How long can water sit in plastic bottle?

How long can you leave water in a plastic bottle?

The U.S. Food and Drug Administration (FDA), which regulates the bottled water industry, does not require a shelf life for bottled water. Bottled water can be used indefinitely if stored properly, but we recommend no more than two years for non-carbonated water, and one year for sparkling water.

Can water in plastic bottles go bad?

Though water itself doesn't expire, bottled water often has an expiration date. … This is because plastic can begin to leach into the water over time, contaminating it with chemicals, such as antimony and bisphenol A (BPA) ( 5 , 6 , 7 ).

Is it OK to drink bottled water left overnight?

Unopened water bottles are still unsafe to drink once they've been left out in the sun. Many brands of water bottles contain BPA and similar chemicals that have been linked to health problems affecting the brain and other organs.

How do you store water for a long time?

Replace stored water every six months. Keep stored water in a place with a cool temperature (50–70°F). Do not store water containers in direct sunlight. Do not store water containers in areas where toxic substances, such as gasoline or pesticides, are present.

Can you drink 3 day old water?

You should avoid drinking water left open for a very long time. The water left overnight or for a long period of time in an open glass or container is home to numerous bacterias and is not safe for drinking. You never know how much dust, debris, and other small microscopic particles might have passed into that glass.

Can you drink 4 day old water?

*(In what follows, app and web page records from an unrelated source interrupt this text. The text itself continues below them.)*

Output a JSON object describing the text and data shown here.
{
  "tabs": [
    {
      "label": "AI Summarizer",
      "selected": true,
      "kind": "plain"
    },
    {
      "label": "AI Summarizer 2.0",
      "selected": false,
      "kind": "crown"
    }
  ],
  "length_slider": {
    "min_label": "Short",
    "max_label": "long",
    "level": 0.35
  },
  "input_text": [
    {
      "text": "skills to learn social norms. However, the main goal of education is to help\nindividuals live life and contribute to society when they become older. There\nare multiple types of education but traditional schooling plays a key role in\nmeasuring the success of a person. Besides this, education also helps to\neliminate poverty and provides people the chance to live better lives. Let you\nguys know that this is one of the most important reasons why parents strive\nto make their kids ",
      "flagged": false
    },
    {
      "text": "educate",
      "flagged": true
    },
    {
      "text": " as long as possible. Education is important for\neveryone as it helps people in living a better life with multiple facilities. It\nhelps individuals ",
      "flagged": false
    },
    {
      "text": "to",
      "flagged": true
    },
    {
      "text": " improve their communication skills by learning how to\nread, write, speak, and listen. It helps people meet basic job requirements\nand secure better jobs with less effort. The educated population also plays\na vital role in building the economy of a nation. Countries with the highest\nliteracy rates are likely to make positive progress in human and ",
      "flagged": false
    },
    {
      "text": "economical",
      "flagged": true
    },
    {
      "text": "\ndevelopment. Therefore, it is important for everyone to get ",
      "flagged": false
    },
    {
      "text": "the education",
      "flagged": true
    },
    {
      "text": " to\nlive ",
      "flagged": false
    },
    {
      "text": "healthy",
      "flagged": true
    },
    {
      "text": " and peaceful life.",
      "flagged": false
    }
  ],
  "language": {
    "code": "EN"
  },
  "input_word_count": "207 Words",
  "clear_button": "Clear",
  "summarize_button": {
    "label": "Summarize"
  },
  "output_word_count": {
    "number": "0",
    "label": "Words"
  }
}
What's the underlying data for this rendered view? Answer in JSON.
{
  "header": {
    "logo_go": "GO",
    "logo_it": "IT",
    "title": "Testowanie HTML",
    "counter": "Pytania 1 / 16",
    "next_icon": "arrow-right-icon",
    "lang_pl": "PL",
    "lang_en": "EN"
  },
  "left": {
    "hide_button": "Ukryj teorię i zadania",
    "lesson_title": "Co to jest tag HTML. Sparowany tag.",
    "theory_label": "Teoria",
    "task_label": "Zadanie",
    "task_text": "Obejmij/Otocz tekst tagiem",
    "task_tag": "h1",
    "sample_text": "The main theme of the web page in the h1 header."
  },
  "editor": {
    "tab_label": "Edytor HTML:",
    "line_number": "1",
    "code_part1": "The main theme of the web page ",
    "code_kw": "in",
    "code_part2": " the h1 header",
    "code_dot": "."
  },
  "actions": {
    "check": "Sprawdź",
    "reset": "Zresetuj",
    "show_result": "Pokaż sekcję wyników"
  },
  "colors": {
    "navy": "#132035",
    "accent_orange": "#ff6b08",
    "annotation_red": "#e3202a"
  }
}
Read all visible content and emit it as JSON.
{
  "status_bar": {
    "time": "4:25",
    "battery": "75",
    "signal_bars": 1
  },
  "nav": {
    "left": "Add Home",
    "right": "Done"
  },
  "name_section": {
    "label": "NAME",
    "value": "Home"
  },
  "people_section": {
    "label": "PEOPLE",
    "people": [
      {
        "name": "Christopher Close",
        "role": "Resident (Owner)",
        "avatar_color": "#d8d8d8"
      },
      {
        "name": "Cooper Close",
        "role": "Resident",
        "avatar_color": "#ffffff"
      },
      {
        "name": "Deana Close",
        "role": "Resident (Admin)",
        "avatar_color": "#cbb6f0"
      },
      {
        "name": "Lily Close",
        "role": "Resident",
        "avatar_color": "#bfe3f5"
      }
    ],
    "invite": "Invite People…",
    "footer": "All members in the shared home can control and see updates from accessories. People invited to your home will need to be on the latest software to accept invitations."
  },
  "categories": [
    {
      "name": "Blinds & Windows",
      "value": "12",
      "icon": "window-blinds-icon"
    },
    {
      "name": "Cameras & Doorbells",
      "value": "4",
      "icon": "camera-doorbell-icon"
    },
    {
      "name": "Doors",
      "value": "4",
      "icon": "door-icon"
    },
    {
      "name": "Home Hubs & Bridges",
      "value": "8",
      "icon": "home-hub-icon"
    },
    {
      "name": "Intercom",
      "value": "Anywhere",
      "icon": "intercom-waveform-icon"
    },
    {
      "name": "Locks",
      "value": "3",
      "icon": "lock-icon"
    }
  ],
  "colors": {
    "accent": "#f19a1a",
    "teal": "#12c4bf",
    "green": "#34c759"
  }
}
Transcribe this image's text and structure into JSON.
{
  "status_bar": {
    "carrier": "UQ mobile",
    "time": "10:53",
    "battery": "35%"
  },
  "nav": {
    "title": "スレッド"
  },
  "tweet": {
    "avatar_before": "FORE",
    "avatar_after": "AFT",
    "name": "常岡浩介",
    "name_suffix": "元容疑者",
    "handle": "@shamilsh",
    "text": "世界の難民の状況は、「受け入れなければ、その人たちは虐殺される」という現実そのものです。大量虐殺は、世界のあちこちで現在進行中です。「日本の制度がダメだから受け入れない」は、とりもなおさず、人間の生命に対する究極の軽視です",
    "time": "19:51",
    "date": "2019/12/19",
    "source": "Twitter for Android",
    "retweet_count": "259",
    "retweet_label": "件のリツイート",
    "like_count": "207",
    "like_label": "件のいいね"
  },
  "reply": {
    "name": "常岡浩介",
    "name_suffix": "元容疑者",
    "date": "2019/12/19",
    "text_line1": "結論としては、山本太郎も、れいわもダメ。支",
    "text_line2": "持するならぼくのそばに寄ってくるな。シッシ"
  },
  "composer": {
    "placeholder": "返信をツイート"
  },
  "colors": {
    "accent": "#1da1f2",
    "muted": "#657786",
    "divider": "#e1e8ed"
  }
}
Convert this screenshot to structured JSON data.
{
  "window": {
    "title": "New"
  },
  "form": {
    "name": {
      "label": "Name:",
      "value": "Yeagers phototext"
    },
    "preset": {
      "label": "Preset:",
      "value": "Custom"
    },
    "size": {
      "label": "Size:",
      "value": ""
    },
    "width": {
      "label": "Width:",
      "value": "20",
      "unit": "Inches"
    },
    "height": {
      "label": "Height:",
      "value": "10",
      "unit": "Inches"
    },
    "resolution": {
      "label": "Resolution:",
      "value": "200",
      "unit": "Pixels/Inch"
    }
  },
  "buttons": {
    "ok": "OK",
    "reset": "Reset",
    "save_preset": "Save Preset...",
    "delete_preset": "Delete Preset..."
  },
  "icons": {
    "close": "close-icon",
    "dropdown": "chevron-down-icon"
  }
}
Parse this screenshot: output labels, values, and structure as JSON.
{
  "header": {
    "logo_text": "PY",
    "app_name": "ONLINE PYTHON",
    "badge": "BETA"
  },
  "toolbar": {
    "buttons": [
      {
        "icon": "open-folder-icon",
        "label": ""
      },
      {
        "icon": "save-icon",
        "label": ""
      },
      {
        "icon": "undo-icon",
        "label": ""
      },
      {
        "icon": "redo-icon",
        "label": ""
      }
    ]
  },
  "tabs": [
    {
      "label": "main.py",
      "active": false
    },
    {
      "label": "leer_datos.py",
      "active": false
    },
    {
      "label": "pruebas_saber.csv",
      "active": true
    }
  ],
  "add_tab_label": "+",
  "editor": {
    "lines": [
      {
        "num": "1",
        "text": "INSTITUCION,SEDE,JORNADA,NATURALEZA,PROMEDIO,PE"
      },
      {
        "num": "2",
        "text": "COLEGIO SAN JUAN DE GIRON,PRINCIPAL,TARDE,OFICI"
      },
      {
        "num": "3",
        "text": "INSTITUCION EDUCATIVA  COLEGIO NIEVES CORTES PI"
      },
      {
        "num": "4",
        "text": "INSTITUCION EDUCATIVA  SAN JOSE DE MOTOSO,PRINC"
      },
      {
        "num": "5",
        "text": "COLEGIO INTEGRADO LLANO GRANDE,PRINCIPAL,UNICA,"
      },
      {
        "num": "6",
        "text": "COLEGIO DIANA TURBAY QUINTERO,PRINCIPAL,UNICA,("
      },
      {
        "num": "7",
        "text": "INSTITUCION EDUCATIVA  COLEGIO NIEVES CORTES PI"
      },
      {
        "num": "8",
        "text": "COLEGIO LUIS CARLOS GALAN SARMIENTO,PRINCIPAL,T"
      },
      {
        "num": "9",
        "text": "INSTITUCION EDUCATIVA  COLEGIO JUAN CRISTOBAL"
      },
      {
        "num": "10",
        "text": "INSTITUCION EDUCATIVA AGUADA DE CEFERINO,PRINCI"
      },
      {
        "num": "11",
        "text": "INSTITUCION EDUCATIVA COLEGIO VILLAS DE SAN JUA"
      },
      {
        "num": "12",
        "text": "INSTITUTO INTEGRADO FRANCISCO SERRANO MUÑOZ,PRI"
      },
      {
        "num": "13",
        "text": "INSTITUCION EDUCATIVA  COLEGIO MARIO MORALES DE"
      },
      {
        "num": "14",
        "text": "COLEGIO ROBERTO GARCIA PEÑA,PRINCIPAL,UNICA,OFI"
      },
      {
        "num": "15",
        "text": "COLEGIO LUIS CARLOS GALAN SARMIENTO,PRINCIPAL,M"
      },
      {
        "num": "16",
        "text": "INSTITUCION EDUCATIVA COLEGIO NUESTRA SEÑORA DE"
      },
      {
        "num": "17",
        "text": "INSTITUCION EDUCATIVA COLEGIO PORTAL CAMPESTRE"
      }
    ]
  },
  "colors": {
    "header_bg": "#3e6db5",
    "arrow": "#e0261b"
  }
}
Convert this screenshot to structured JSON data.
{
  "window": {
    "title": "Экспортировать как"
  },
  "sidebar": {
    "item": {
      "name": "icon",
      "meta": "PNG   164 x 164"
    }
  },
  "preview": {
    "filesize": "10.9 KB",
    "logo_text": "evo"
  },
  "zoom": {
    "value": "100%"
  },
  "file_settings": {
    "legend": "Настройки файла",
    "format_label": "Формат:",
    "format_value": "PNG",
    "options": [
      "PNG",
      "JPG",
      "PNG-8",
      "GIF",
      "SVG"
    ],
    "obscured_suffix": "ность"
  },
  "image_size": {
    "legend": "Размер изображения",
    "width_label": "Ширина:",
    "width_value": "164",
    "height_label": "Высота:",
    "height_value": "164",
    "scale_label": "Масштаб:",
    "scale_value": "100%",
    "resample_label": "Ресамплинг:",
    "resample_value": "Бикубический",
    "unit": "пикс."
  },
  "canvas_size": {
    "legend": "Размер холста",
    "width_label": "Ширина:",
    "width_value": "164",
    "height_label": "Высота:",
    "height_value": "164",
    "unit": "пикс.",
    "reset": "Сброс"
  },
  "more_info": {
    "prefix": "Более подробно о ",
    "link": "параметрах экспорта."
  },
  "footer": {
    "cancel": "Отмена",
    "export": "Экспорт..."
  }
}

You should avoid drinking water left open for a very long time. The water left overnight or for a long period of time in an open glass or container is home to numerous bacterias and is not safe for drinking. You never know how much dust, debris, and other small microscopic particles might have passed into that glass.

Can I drink month old water?

Once again the answer is yes, according to Krogh. “The taste may be a bit flat but it isn't harmful,” he says. Even without being capped, water is potable for weeks or months as long as it hasn't been polluted by dirty fingers or spit which is full of bacteria.

Can you store water for years?

If properly stored, water doesn't spoil. What makes water go bad is contamination that gets into it. If you take proper precautions in sealing and storing your water so that bacteria or other contaminants don't get into it, your water could theoretically stay good forever.

How long is stored water good for?

Although properly stored public-supply water should have an indefinite shelf life, replace it every 6 to 12 months for best taste. If the water you are storing comes from a private well, spring, or other untested source, purify it before storage to kill pathogens (see below).

Is it OK to drink water left overnight?

You should avoid drinking water left open for a very long time. The water left overnight or for a long period of time in an open glass or container is home to numerous bacterias and is not safe for drinking. You never know how much dust, debris, and other small microscopic particles might have passed into that glass.

Can bacteria grow in water bottles?

While it's true that bacteria can grow in unwashed bottles, reports of toxic chemicals leaching into the water from PET (polyethylene terephthalate) bottles after multiple refillings have been proved false. This means you don't have to choose between your health, the environment and thirst.

How long does water last in a jug?

If it is shelf-life you are concerned about, you have a good six months before you need to replace your water jug. Although water itself does not technically expire, bottled water should not be kept indefinitely.

How long can you keep tap water?

Although properly stored public-supply water should have an indefinite shelf life, replace it every 6 to 12 months for best taste. If the water you are storing comes from a private well, spring, or other untested source, purify it before storage to kill pathogens (see below).

Published
Categorized as No category